I also appreciate another implicit idea roiling in the underneath of “Monday.”
Is it possible that every one of us goes through this bizarre experience -- of living a day over and over again -- at the time of our death? Is it possible that Fate itself plays this game, and repeats a day again and again until we finally begin to accept, little-by-little, the idea of our own mortality?
Here, Carrie tries everything, except going into the bank herself, and survives again and again, but always with bad results. But the time loop is her creation. It “breaks” when she dies, and only when she has come to face the idea of her continued existence as a kind of “Hell.” So death is essentially made palatable to Pam through this process because she has lived every-iteration of her last twenty-four answers, and sees that there is no option for her other than to lay down her life. In doing so, she saves two good people, Mulder and Scully, who are trapped in her pathology, so-to-speak.
This conceit comes to the forefront especially if we consider Scully’s comment about how “our character determines fate.” Mulder disagrees and says “no, there are too many variables” to consider. But Pam breaks the repeating cycle of violence and death by, finally, altering her character. She breaks out of her emotional/relationship paralysis and acts affirmatively to change destiny.
So in bracing death, is it possible we could all face the same sort of “test?” Do our characters, in the end, determine or dictate our fate? When we die, do we relive our final moments, and make peace with the decision to shuffle off the mortal coil?

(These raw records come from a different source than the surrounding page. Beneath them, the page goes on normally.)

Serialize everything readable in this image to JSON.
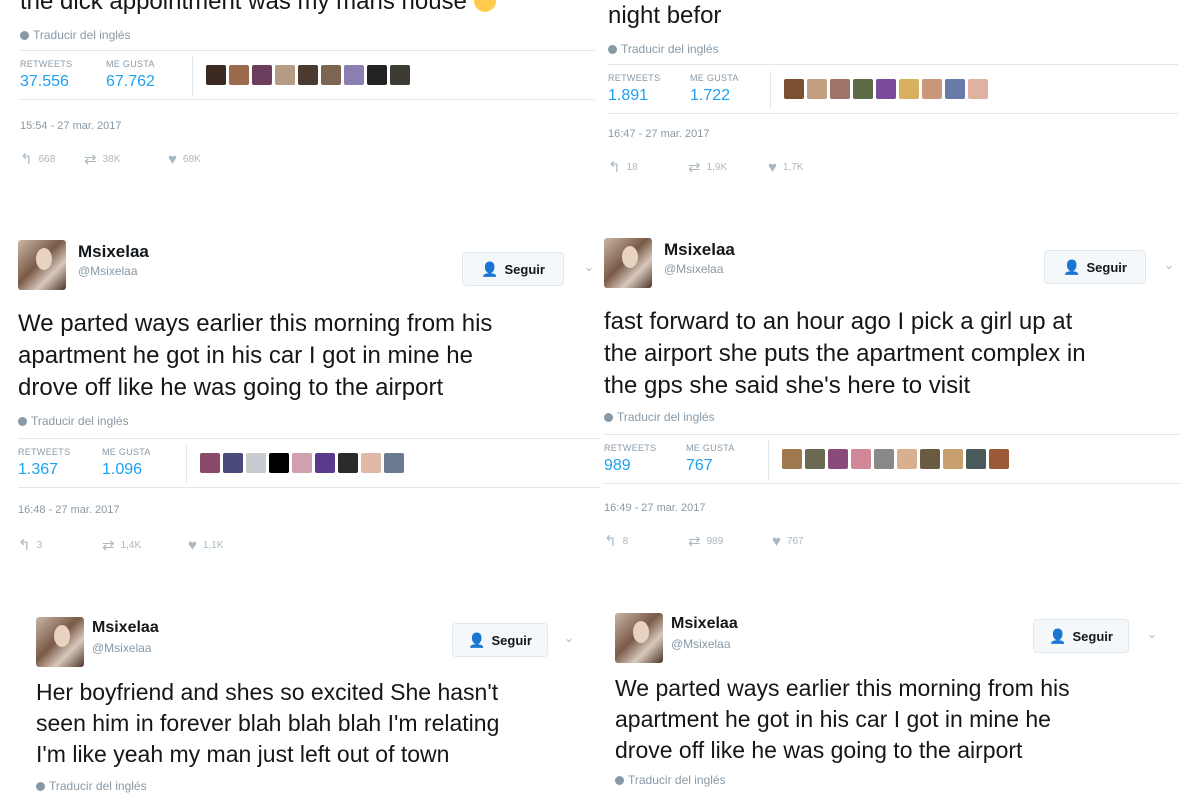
{
  "translate_label": "Traducir del inglés",
  "retweets_label": "RETWEETS",
  "likes_label": "ME GUSTA",
  "follow_label": "Seguir",
  "tweets": [
    {
      "text_lines": [
        "the dick appointment was my mans house"
      ],
      "retweets": "37.556",
      "likes": "67.762",
      "timestamp": "15:54 - 27 mar. 2017",
      "reply_count": "668",
      "retweet_count": "38K",
      "like_count": "68K"
    },
    {
      "text_lines": [
        "night befor"
      ],
      "retweets": "1.891",
      "likes": "1.722",
      "timestamp": "16:47 - 27 mar. 2017",
      "reply_count": "18",
      "retweet_count": "1,9K",
      "like_count": "1,7K"
    },
    {
      "name": "Msixelaa",
      "handle": "@Msixelaa",
      "text_lines": [
        "We parted ways earlier this morning from his",
        "apartment  he got in his car I got in mine he",
        "drove off like he was going  to the airport"
      ],
      "retweets": "1.367",
      "likes": "1.096",
      "timestamp": "16:48 - 27 mar. 2017",
      "reply_count": "3",
      "retweet_count": "1,4K",
      "like_count": "1,1K"
    },
    {
      "name": "Msixelaa",
      "handle": "@Msixelaa",
      "text_lines": [
        "fast forward to an hour ago I pick a girl up at",
        "the airport she puts the apartment complex in",
        "the gps she said she's here to visit"
      ],
      "retweets": "989",
      "likes": "767",
      "timestamp": "16:49 - 27 mar. 2017",
      "reply_count": "8",
      "retweet_count": "989",
      "like_count": "767"
    },
    {
      "name": "Msixelaa",
      "handle": "@Msixelaa",
      "text_lines": [
        "Her boyfriend and shes so excited She hasn't",
        "seen him in forever blah blah blah I'm relating",
        "I'm like yeah my man just left out of town"
      ]
    },
    {
      "name": "Msixelaa",
      "handle": "@Msixelaa",
      "text_lines": [
        "We parted ways earlier this morning from his",
        "apartment  he got in his car I got in mine he",
        "drove off like he was going  to the airport"
      ]
    }
  ],
  "colors": {
    "stat_blue": "#1da1f2",
    "muted_gray": "#8899a6",
    "divider": "#e1e8ed"
  },
  "icons": {
    "reply": "reply-icon",
    "retweet": "retweet-icon",
    "like": "heart-icon",
    "follow": "add-person-icon",
    "translate": "globe-icon",
    "caret": "chevron-down-icon"
  }
}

It’s all great food for thought, and evidence that The X-Files can rewrite a hackneyed premise to make it meaningful and relevant. The Mulder and Scully interplay in this episode is exceedingly vibrant too, because the characters aren’t debating a monster or murderer, but the very nature of human existence, and their discussion is beautiful thing to witness.
I could watch them debate almost any topic forever, though hopefully not in a time loop…
Next week: “Arcadia.”